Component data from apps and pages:

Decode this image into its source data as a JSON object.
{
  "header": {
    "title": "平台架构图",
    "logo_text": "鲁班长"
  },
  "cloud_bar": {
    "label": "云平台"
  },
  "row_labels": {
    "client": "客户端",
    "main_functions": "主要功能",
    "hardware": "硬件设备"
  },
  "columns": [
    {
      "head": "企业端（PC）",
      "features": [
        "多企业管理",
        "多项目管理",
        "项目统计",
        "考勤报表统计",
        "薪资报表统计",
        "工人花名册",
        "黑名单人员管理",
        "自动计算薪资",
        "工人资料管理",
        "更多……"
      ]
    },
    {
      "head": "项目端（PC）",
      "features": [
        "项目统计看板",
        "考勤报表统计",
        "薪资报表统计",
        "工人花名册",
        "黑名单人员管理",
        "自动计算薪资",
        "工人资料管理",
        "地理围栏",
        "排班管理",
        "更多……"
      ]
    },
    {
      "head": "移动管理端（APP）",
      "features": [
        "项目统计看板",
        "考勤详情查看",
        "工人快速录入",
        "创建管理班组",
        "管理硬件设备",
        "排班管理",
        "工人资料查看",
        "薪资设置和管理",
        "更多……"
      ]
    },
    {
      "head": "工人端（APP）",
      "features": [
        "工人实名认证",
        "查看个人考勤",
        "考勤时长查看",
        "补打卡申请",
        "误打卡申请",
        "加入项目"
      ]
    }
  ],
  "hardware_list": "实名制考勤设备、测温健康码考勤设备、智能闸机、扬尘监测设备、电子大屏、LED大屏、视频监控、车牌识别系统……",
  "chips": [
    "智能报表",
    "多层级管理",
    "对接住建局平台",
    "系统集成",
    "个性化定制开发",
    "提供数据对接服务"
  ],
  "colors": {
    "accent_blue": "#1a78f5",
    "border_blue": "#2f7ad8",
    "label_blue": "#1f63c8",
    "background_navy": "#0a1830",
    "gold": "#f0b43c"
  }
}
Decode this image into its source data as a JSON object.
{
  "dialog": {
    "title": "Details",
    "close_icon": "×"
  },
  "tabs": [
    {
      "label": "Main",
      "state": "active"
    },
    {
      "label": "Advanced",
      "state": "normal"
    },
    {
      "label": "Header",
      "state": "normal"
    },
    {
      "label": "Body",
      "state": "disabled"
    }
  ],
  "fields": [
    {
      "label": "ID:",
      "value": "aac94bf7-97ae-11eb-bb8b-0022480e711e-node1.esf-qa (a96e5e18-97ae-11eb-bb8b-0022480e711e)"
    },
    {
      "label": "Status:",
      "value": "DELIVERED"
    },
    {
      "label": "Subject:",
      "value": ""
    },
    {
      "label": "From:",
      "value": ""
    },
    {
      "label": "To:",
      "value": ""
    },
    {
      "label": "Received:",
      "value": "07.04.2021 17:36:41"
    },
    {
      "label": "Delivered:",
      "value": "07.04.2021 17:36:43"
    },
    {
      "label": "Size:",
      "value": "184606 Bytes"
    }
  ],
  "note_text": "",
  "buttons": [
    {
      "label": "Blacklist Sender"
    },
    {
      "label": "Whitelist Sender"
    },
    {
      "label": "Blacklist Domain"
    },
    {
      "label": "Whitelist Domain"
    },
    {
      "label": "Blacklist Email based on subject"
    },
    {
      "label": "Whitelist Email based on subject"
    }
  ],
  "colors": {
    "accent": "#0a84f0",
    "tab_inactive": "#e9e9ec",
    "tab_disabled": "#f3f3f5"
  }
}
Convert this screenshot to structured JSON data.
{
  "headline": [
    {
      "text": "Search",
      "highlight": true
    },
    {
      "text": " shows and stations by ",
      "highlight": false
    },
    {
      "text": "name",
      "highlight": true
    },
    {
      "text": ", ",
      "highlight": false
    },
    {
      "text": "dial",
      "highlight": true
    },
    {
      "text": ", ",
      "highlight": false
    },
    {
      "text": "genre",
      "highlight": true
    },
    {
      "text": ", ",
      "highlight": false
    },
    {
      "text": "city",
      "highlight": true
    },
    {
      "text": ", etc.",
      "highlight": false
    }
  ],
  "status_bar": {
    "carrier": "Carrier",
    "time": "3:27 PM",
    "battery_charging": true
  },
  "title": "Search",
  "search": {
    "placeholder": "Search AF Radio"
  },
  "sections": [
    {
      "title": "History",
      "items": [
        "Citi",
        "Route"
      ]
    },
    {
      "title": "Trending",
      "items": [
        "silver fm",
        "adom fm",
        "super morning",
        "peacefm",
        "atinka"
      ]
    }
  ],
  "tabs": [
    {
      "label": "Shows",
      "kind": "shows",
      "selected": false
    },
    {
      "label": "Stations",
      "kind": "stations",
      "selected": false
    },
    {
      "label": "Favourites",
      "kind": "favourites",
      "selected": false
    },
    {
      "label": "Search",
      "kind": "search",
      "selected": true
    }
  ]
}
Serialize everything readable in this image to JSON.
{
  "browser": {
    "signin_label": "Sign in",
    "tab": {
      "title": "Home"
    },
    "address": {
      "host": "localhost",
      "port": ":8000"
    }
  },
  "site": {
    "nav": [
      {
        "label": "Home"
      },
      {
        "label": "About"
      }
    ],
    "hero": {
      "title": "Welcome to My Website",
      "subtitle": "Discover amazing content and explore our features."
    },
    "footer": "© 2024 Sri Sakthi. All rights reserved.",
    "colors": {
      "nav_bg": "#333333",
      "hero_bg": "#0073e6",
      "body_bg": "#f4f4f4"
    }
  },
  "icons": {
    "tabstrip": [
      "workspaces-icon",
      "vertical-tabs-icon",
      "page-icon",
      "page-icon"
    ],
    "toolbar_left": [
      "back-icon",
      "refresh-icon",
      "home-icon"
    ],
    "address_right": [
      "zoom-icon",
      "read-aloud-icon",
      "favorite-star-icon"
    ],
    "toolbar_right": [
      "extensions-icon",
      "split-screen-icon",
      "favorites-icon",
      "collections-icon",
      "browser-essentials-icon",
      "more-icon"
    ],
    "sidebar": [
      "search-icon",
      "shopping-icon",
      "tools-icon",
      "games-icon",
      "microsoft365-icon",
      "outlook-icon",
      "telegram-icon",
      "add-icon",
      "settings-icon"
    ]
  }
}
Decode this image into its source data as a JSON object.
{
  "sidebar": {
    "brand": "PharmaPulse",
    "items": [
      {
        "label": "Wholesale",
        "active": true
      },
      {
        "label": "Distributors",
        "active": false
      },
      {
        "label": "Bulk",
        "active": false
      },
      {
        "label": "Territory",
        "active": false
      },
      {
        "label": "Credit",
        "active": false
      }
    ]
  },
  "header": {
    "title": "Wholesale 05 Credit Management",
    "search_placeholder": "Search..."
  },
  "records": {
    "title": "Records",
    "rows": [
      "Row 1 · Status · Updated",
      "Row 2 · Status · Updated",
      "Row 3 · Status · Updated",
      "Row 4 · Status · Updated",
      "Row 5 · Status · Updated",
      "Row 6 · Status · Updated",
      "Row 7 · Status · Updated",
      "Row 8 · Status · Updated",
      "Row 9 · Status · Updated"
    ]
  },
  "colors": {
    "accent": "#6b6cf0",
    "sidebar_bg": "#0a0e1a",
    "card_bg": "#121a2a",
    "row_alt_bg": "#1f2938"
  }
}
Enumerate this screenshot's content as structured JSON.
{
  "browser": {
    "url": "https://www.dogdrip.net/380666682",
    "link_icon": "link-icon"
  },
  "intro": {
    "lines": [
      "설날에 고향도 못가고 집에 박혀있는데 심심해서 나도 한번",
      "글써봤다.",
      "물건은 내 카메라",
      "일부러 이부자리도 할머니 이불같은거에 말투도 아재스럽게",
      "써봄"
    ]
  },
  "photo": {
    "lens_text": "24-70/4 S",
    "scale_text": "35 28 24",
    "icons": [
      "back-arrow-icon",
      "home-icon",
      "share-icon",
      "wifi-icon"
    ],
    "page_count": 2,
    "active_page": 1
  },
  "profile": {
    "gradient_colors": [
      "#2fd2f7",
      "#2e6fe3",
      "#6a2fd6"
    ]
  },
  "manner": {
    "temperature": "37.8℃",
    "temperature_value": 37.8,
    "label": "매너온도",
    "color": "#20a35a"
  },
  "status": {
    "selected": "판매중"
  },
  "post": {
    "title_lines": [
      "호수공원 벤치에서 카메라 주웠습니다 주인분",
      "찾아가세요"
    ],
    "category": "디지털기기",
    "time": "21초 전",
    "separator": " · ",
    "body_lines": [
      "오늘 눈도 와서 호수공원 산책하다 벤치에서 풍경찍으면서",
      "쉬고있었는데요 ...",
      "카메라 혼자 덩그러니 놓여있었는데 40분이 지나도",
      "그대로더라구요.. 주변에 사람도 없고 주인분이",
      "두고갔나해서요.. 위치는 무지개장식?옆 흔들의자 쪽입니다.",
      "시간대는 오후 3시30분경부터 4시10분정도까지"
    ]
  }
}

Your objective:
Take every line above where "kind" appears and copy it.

Answer to the problem:
      "kind": "shows",
      "kind": "stations",
      "kind": "favourites",
      "kind": "search",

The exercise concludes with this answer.